_Work item_
Your task is to filter the data below down to the lines holding "pages".

_Data for analysis_
BEGIN

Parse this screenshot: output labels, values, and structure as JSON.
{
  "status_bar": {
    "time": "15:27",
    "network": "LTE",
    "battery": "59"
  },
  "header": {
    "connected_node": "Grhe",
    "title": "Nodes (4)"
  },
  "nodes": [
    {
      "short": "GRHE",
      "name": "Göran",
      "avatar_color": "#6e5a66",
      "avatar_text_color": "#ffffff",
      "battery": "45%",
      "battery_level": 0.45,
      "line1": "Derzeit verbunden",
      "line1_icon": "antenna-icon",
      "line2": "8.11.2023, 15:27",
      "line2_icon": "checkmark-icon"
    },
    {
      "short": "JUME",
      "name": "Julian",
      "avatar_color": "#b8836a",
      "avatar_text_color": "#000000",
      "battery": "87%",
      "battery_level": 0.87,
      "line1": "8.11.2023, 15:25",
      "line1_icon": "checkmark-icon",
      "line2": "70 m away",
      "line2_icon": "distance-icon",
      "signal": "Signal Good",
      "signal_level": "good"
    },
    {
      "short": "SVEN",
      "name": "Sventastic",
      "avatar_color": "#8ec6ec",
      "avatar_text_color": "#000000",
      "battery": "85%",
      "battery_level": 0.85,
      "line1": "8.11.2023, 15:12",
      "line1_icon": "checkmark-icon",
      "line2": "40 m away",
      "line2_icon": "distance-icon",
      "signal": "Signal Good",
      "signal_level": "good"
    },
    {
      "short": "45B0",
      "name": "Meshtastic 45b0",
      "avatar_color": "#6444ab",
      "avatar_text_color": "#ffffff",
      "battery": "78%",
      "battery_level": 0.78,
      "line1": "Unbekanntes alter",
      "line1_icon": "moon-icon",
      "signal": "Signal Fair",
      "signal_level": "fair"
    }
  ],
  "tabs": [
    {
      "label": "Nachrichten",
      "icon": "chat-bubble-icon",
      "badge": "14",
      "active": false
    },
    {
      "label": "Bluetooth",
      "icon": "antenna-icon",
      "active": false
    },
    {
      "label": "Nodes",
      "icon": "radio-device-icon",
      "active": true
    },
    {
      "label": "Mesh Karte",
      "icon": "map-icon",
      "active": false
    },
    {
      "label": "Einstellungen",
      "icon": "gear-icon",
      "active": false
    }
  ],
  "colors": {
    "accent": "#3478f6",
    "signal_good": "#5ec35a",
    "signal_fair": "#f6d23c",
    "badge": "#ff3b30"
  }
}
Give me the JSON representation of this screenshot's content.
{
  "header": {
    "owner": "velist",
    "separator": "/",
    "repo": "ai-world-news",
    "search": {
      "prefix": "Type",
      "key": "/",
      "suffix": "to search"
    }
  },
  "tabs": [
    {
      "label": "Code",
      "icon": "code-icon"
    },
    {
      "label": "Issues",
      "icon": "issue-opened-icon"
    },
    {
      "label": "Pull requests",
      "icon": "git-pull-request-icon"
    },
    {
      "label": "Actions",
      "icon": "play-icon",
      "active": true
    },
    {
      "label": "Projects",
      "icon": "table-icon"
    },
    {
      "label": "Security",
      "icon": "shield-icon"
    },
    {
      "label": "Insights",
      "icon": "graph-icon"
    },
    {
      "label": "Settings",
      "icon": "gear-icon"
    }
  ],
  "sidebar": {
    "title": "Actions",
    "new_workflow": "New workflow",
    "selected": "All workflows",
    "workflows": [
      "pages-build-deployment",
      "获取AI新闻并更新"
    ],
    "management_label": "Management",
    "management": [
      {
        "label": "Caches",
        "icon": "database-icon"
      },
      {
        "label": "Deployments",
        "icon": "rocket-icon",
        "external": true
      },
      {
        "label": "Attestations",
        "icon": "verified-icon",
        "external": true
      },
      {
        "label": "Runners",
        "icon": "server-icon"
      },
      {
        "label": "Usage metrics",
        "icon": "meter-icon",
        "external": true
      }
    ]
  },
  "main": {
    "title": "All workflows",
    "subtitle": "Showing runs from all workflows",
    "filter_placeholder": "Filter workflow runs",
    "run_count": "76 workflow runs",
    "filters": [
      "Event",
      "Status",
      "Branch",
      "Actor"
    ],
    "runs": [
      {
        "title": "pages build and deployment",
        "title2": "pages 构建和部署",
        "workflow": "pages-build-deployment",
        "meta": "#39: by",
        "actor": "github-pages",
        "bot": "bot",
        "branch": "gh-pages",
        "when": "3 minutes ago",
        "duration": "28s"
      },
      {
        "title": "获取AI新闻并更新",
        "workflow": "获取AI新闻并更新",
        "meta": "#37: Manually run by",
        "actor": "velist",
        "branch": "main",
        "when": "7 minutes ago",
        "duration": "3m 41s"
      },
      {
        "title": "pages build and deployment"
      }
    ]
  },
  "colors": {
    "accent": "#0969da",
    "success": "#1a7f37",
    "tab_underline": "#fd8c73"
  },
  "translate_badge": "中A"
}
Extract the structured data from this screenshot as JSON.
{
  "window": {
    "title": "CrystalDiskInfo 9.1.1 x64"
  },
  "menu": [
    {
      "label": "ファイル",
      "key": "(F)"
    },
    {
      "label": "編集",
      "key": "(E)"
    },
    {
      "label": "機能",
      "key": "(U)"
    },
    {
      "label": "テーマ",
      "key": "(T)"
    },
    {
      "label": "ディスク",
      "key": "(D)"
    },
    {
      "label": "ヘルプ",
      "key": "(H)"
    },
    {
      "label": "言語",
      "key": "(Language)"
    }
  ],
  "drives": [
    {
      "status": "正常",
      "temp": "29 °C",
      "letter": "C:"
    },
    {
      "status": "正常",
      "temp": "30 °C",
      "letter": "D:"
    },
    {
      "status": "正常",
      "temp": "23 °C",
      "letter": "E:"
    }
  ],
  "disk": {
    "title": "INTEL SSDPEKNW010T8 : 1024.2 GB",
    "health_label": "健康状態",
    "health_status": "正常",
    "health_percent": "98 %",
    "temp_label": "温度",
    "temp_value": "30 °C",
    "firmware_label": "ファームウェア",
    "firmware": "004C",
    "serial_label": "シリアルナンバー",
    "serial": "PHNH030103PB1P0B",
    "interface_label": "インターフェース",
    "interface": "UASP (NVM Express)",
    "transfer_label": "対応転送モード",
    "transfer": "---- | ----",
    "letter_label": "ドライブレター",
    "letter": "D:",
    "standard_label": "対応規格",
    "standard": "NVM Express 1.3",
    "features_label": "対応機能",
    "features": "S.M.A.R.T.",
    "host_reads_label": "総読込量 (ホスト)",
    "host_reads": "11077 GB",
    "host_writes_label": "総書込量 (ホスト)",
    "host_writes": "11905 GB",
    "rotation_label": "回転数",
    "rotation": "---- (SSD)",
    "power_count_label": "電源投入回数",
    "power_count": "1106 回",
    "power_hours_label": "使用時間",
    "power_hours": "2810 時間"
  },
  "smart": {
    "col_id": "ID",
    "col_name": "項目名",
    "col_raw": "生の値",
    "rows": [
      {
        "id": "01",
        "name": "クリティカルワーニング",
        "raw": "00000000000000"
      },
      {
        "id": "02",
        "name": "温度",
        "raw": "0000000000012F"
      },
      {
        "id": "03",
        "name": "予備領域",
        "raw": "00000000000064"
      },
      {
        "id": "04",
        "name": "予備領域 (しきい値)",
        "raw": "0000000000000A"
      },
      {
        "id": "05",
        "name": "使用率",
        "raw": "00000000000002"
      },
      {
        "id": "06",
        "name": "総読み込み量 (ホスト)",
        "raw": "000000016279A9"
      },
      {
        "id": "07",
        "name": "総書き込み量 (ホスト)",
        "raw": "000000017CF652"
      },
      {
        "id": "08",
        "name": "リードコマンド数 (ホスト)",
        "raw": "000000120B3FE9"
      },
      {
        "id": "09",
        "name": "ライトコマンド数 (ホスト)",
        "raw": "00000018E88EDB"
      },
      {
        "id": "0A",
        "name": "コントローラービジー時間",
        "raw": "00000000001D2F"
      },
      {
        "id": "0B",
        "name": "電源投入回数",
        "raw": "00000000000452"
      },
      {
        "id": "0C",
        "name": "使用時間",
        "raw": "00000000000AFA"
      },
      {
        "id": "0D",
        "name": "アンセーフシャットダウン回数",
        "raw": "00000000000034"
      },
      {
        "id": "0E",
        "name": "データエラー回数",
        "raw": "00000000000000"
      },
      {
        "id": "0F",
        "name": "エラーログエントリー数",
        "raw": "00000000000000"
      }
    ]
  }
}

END

_Written answer_
      "pages-build-deployment",
        "title": "pages build and deployment",
        "title2": "pages 构建和部署",
        "workflow": "pages-build-deployment",
        "actor": "github-pages",
        "branch": "gh-pages",
        "title": "pages build and deployment"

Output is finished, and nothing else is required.